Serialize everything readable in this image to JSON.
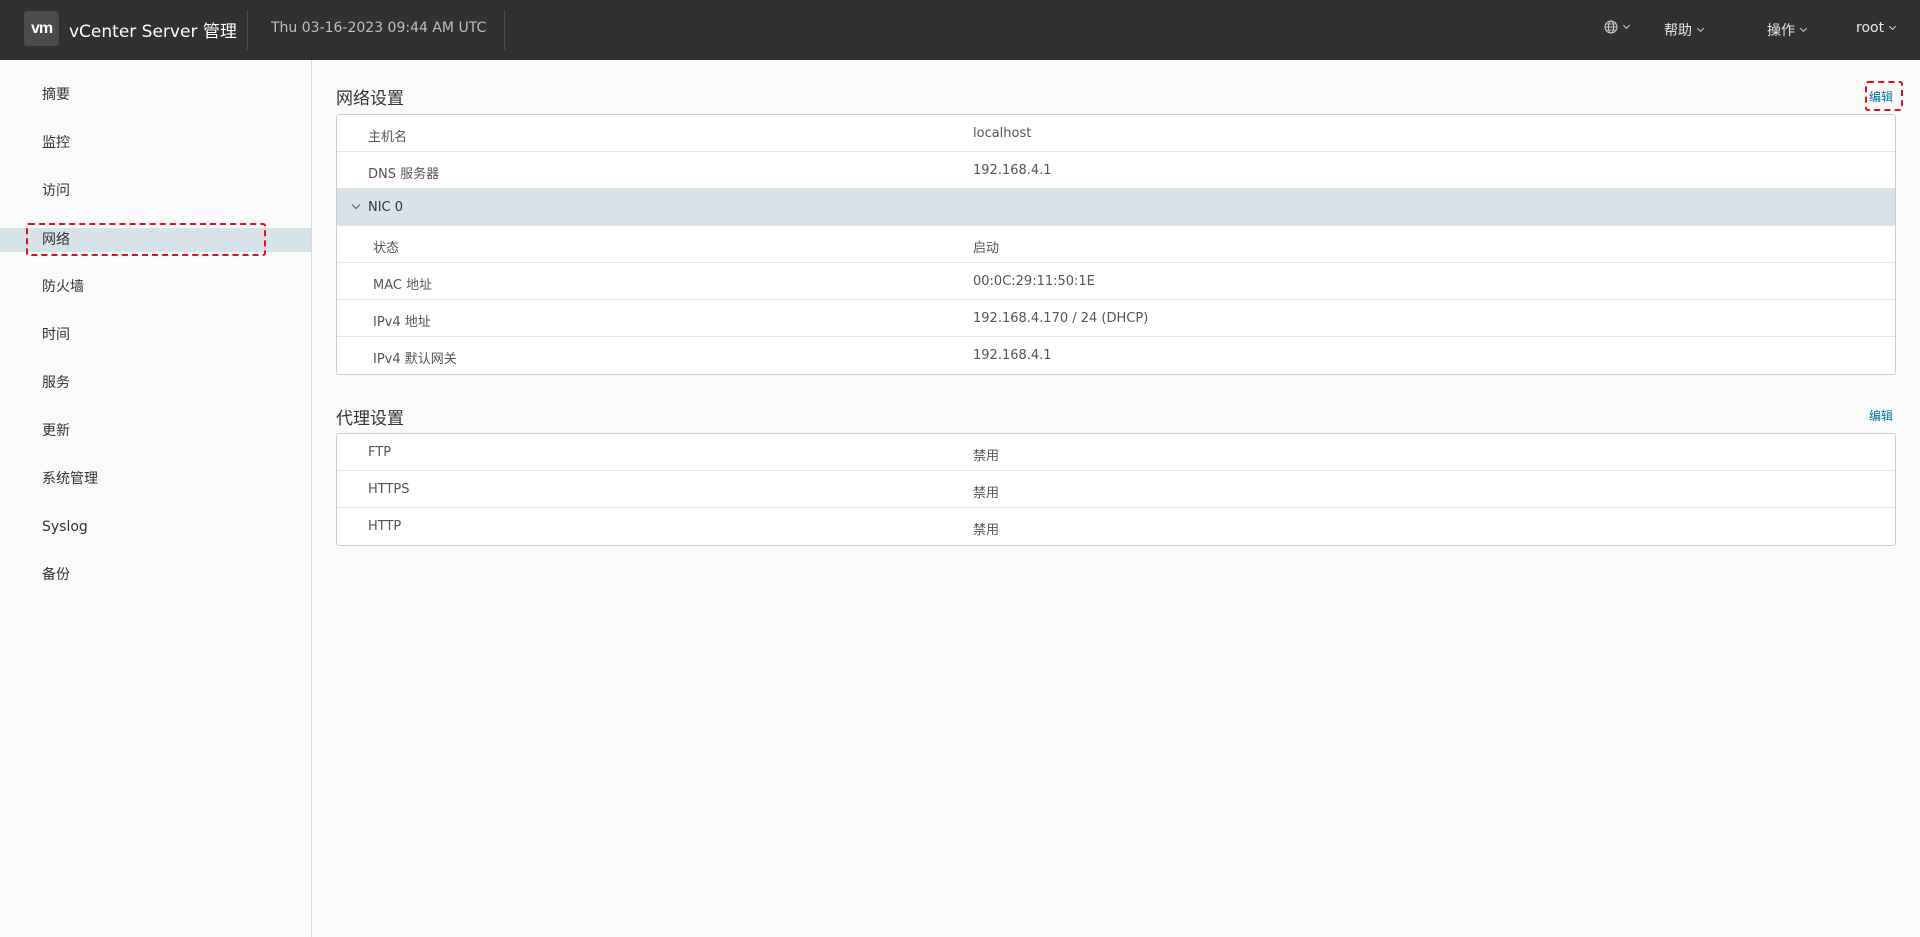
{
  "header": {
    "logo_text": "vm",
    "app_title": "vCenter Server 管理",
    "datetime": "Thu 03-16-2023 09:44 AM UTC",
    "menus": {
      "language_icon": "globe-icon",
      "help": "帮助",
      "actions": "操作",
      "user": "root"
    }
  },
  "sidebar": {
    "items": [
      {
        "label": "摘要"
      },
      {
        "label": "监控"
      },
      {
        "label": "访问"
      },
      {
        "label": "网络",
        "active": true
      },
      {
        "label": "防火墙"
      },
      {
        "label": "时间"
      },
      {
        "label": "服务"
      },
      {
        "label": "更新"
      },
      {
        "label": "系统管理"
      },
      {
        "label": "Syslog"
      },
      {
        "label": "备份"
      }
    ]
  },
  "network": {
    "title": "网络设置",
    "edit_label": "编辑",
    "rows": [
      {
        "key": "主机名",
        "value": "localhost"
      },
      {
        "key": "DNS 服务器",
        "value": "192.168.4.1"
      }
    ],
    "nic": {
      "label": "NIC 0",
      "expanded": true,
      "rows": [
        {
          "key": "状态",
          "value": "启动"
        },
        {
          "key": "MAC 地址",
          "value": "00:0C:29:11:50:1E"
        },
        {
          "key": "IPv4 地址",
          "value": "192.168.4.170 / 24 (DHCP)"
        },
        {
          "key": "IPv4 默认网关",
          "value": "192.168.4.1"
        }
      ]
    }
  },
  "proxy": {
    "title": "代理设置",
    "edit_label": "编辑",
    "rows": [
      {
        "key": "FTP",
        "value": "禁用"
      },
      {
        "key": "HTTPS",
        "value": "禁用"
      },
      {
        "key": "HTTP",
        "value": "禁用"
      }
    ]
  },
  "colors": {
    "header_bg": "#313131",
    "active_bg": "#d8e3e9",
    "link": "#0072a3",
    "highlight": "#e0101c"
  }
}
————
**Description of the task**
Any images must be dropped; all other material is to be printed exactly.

**Result**
Serialize everything readable in this image to JSON.
{
  "header": {
    "logo_text": "vm",
    "app_title": "vCenter Server 管理",
    "datetime": "Thu 03-16-2023 09:44 AM UTC",
    "menus": {
      "language_icon": "globe-icon",
      "help": "帮助",
      "actions": "操作",
      "user": "root"
    }
  },
  "sidebar": {
    "items": [
      {
        "label": "摘要"
      },
      {
        "label": "监控"
      },
      {
        "label": "访问"
      },
      {
        "label": "网络",
        "active": true
      },
      {
        "label": "防火墙"
      },
      {
        "label": "时间"
      },
      {
        "label": "服务"
      },
      {
        "label": "更新"
      },
      {
        "label": "系统管理"
      },
      {
        "label": "Syslog"
      },
      {
        "label": "备份"
      }
    ]
  },
  "network": {
    "title": "网络设置",
    "edit_label": "编辑",
    "rows": [
      {
        "key": "主机名",
        "value": "localhost"
      },
      {
        "key": "DNS 服务器",
        "value": "192.168.4.1"
      }
    ],
    "nic": {
      "label": "NIC 0",
      "expanded": true,
      "rows": [
        {
          "key": "状态",
          "value": "启动"
        },
        {
          "key": "MAC 地址",
          "value": "00:0C:29:11:50:1E"
        },
        {
          "key": "IPv4 地址",
          "value": "192.168.4.170 / 24 (DHCP)"
        },
        {
          "key": "IPv4 默认网关",
          "value": "192.168.4.1"
        }
      ]
    }
  },
  "proxy": {
    "title": "代理设置",
    "edit_label": "编辑",
    "rows": [
      {
        "key": "FTP",
        "value": "禁用"
      },
      {
        "key": "HTTPS",
        "value": "禁用"
      },
      {
        "key": "HTTP",
        "value": "禁用"
      }
    ]
  },
  "colors": {
    "header_bg": "#313131",
    "active_bg": "#d8e3e9",
    "link": "#0072a3",
    "highlight": "#e0101c"
  }
}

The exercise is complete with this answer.